*What this task involves*.
Reproduce the lines below exactly. Skip images.

*****

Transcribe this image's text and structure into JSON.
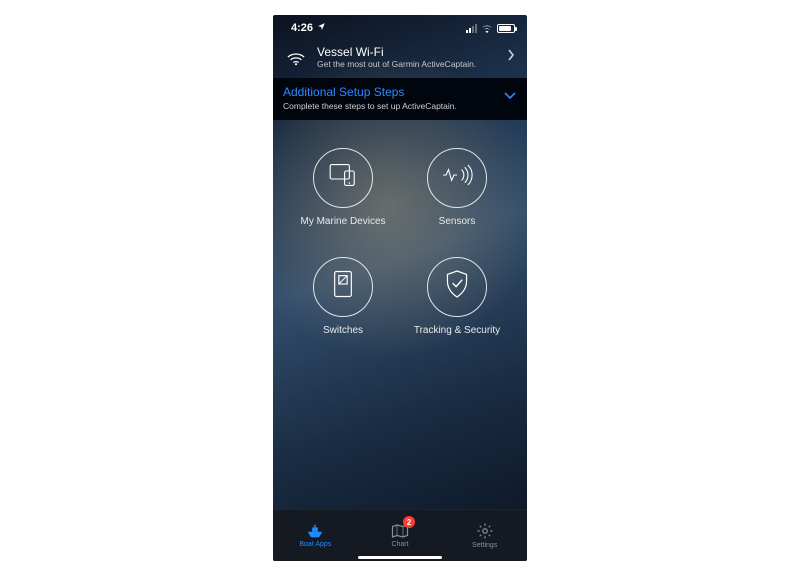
{
  "status": {
    "time": "4:26"
  },
  "vesselWifi": {
    "title": "Vessel Wi-Fi",
    "subtitle": "Get the most out of Garmin ActiveCaptain."
  },
  "setup": {
    "title": "Additional Setup Steps",
    "subtitle": "Complete these steps to set up ActiveCaptain."
  },
  "features": {
    "marineDevices": "My Marine Devices",
    "sensors": "Sensors",
    "switches": "Switches",
    "tracking": "Tracking & Security"
  },
  "tabs": {
    "boatApps": "Boat Apps",
    "chart": "Chart",
    "chartBadge": "2",
    "settings": "Settings"
  }
}
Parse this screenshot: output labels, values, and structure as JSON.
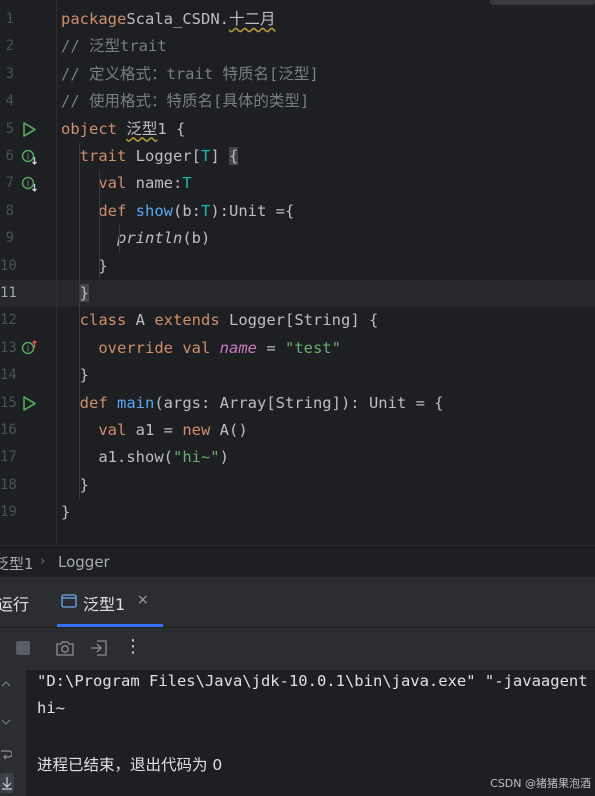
{
  "editor": {
    "lines": [
      {
        "num": "1",
        "tokens": [
          [
            "kw",
            "package"
          ],
          [
            "",
            "Scala_CSDN."
          ],
          [
            "typo",
            "十二月"
          ]
        ]
      },
      {
        "num": "2",
        "tokens": [
          [
            "cm",
            "// 泛型trait"
          ]
        ]
      },
      {
        "num": "3",
        "tokens": [
          [
            "cm",
            "// 定义格式：trait 特质名[泛型]"
          ]
        ]
      },
      {
        "num": "4",
        "tokens": [
          [
            "cm",
            "// 使用格式：特质名[具体的类型]"
          ]
        ]
      },
      {
        "num": "5",
        "tokens": [
          [
            "kw",
            "object "
          ],
          [
            "typo",
            "泛型"
          ],
          [
            "",
            "1 {"
          ]
        ]
      },
      {
        "num": "6",
        "tokens": [
          [
            "",
            "  "
          ],
          [
            "kw",
            "trait "
          ],
          [
            "",
            "Logger["
          ],
          [
            "tp",
            "T"
          ],
          [
            "",
            "] "
          ],
          [
            "brace-hl",
            "{"
          ]
        ]
      },
      {
        "num": "7",
        "tokens": [
          [
            "",
            "    "
          ],
          [
            "kw",
            "val "
          ],
          [
            "",
            "name:"
          ],
          [
            "tp",
            "T"
          ]
        ]
      },
      {
        "num": "8",
        "tokens": [
          [
            "",
            "    "
          ],
          [
            "kw",
            "def "
          ],
          [
            "fn",
            "show"
          ],
          [
            "",
            "(b:"
          ],
          [
            "tp",
            "T"
          ],
          [
            "",
            "):Unit ={"
          ]
        ]
      },
      {
        "num": "9",
        "tokens": [
          [
            "",
            "      "
          ],
          [
            "it",
            "println"
          ],
          [
            "",
            "(b)"
          ]
        ]
      },
      {
        "num": "10",
        "tokens": [
          [
            "",
            "    }"
          ]
        ]
      },
      {
        "num": "11",
        "tokens": [
          [
            "",
            "  "
          ],
          [
            "brace-hl",
            "}"
          ]
        ]
      },
      {
        "num": "12",
        "tokens": [
          [
            "",
            "  "
          ],
          [
            "kw",
            "class "
          ],
          [
            "",
            "A "
          ],
          [
            "kw",
            "extends "
          ],
          [
            "",
            "Logger[String] {"
          ]
        ]
      },
      {
        "num": "13",
        "tokens": [
          [
            "",
            "    "
          ],
          [
            "kw",
            "override val "
          ],
          [
            "fld",
            "name"
          ],
          [
            "",
            " = "
          ],
          [
            "st",
            "\"test\""
          ]
        ]
      },
      {
        "num": "14",
        "tokens": [
          [
            "",
            "  }"
          ]
        ]
      },
      {
        "num": "15",
        "tokens": [
          [
            "",
            "  "
          ],
          [
            "kw",
            "def "
          ],
          [
            "fn",
            "main"
          ],
          [
            "",
            "(args: Array[String]): Unit = {"
          ]
        ]
      },
      {
        "num": "16",
        "tokens": [
          [
            "",
            "    "
          ],
          [
            "kw",
            "val "
          ],
          [
            "",
            "a1 = "
          ],
          [
            "kw",
            "new "
          ],
          [
            "",
            "A()"
          ]
        ]
      },
      {
        "num": "17",
        "tokens": [
          [
            "",
            "    a1.show("
          ],
          [
            "st",
            "\"hi~\""
          ],
          [
            "",
            ")"
          ]
        ]
      },
      {
        "num": "18",
        "tokens": [
          [
            "",
            "  }"
          ]
        ]
      },
      {
        "num": "19",
        "tokens": [
          [
            "",
            "}"
          ]
        ]
      }
    ],
    "current_line": "11"
  },
  "breadcrumb": {
    "object": "泛型1",
    "separator": "›",
    "trait": "Logger"
  },
  "run": {
    "title": "运行",
    "tab_label": "泛型1",
    "tab_close": "×",
    "toolbar": [
      "stop-icon",
      "camera-icon",
      "exit-icon",
      "more-icon"
    ],
    "more_label": "⋮",
    "console": [
      "\"D:\\Program Files\\Java\\jdk-10.0.1\\bin\\java.exe\" \"-javaagent",
      "hi~",
      "",
      "进程已结束，退出代码为 0"
    ]
  },
  "watermark": "CSDN @猪猪果泡酒",
  "colors": {
    "editor_bg": "#1e1f22",
    "keyword": "#cf8e6d",
    "comment": "#7a7e85",
    "function": "#56a8f5",
    "type_param": "#16baac",
    "string": "#6aab73",
    "field": "#c77dbb",
    "run_icon": "#57a65c",
    "tab_accent": "#3574f0"
  }
}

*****

*Answer box*.
Transcribe this image's text and structure into JSON.
{
  "status": {
    "time": "4:26"
  },
  "vesselWifi": {
    "title": "Vessel Wi-Fi",
    "subtitle": "Get the most out of Garmin ActiveCaptain."
  },
  "setup": {
    "title": "Additional Setup Steps",
    "subtitle": "Complete these steps to set up ActiveCaptain."
  },
  "features": {
    "marineDevices": "My Marine Devices",
    "sensors": "Sensors",
    "switches": "Switches",
    "tracking": "Tracking & Security"
  },
  "tabs": {
    "boatApps": "Boat Apps",
    "chart": "Chart",
    "chartBadge": "2",
    "settings": "Settings"
  }
}
Parse this screenshot: output labels, values, and structure as JSON.
{
  "editor": {
    "lines": [
      {
        "num": "1",
        "tokens": [
          [
            "kw",
            "package"
          ],
          [
            "",
            "Scala_CSDN."
          ],
          [
            "typo",
            "十二月"
          ]
        ]
      },
      {
        "num": "2",
        "tokens": [
          [
            "cm",
            "// 泛型trait"
          ]
        ]
      },
      {
        "num": "3",
        "tokens": [
          [
            "cm",
            "// 定义格式：trait 特质名[泛型]"
          ]
        ]
      },
      {
        "num": "4",
        "tokens": [
          [
            "cm",
            "// 使用格式：特质名[具体的类型]"
          ]
        ]
      },
      {
        "num": "5",
        "tokens": [
          [
            "kw",
            "object "
          ],
          [
            "typo",
            "泛型"
          ],
          [
            "",
            "1 {"
          ]
        ]
      },
      {
        "num": "6",
        "tokens": [
          [
            "",
            "  "
          ],
          [
            "kw",
            "trait "
          ],
          [
            "",
            "Logger["
          ],
          [
            "tp",
            "T"
          ],
          [
            "",
            "] "
          ],
          [
            "brace-hl",
            "{"
          ]
        ]
      },
      {
        "num": "7",
        "tokens": [
          [
            "",
            "    "
          ],
          [
            "kw",
            "val "
          ],
          [
            "",
            "name:"
          ],
          [
            "tp",
            "T"
          ]
        ]
      },
      {
        "num": "8",
        "tokens": [
          [
            "",
            "    "
          ],
          [
            "kw",
            "def "
          ],
          [
            "fn",
            "show"
          ],
          [
            "",
            "(b:"
          ],
          [
            "tp",
            "T"
          ],
          [
            "",
            "):Unit ={"
          ]
        ]
      },
      {
        "num": "9",
        "tokens": [
          [
            "",
            "      "
          ],
          [
            "it",
            "println"
          ],
          [
            "",
            "(b)"
          ]
        ]
      },
      {
        "num": "10",
        "tokens": [
          [
            "",
            "    }"
          ]
        ]
      },
      {
        "num": "11",
        "tokens": [
          [
            "",
            "  "
          ],
          [
            "brace-hl",
            "}"
          ]
        ]
      },
      {
        "num": "12",
        "tokens": [
          [
            "",
            "  "
          ],
          [
            "kw",
            "class "
          ],
          [
            "",
            "A "
          ],
          [
            "kw",
            "extends "
          ],
          [
            "",
            "Logger[String] {"
          ]
        ]
      },
      {
        "num": "13",
        "tokens": [
          [
            "",
            "    "
          ],
          [
            "kw",
            "override val "
          ],
          [
            "fld",
            "name"
          ],
          [
            "",
            " = "
          ],
          [
            "st",
            "\"test\""
          ]
        ]
      },
      {
        "num": "14",
        "tokens": [
          [
            "",
            "  }"
          ]
        ]
      },
      {
        "num": "15",
        "tokens": [
          [
            "",
            "  "
          ],
          [
            "kw",
            "def "
          ],
          [
            "fn",
            "main"
          ],
          [
            "",
            "(args: Array[String]): Unit = {"
          ]
        ]
      },
      {
        "num": "16",
        "tokens": [
          [
            "",
            "    "
          ],
          [
            "kw",
            "val "
          ],
          [
            "",
            "a1 = "
          ],
          [
            "kw",
            "new "
          ],
          [
            "",
            "A()"
          ]
        ]
      },
      {
        "num": "17",
        "tokens": [
          [
            "",
            "    a1.show("
          ],
          [
            "st",
            "\"hi~\""
          ],
          [
            "",
            ")"
          ]
        ]
      },
      {
        "num": "18",
        "tokens": [
          [
            "",
            "  }"
          ]
        ]
      },
      {
        "num": "19",
        "tokens": [
          [
            "",
            "}"
          ]
        ]
      }
    ],
    "current_line": "11"
  },
  "breadcrumb": {
    "object": "泛型1",
    "separator": "›",
    "trait": "Logger"
  },
  "run": {
    "title": "运行",
    "tab_label": "泛型1",
    "tab_close": "×",
    "toolbar": [
      "stop-icon",
      "camera-icon",
      "exit-icon",
      "more-icon"
    ],
    "more_label": "⋮",
    "console": [
      "\"D:\\Program Files\\Java\\jdk-10.0.1\\bin\\java.exe\" \"-javaagent",
      "hi~",
      "",
      "进程已结束，退出代码为 0"
    ]
  },
  "watermark": "CSDN @猪猪果泡酒",
  "colors": {
    "editor_bg": "#1e1f22",
    "keyword": "#cf8e6d",
    "comment": "#7a7e85",
    "function": "#56a8f5",
    "type_param": "#16baac",
    "string": "#6aab73",
    "field": "#c77dbb",
    "run_icon": "#57a65c",
    "tab_accent": "#3574f0"
  }
}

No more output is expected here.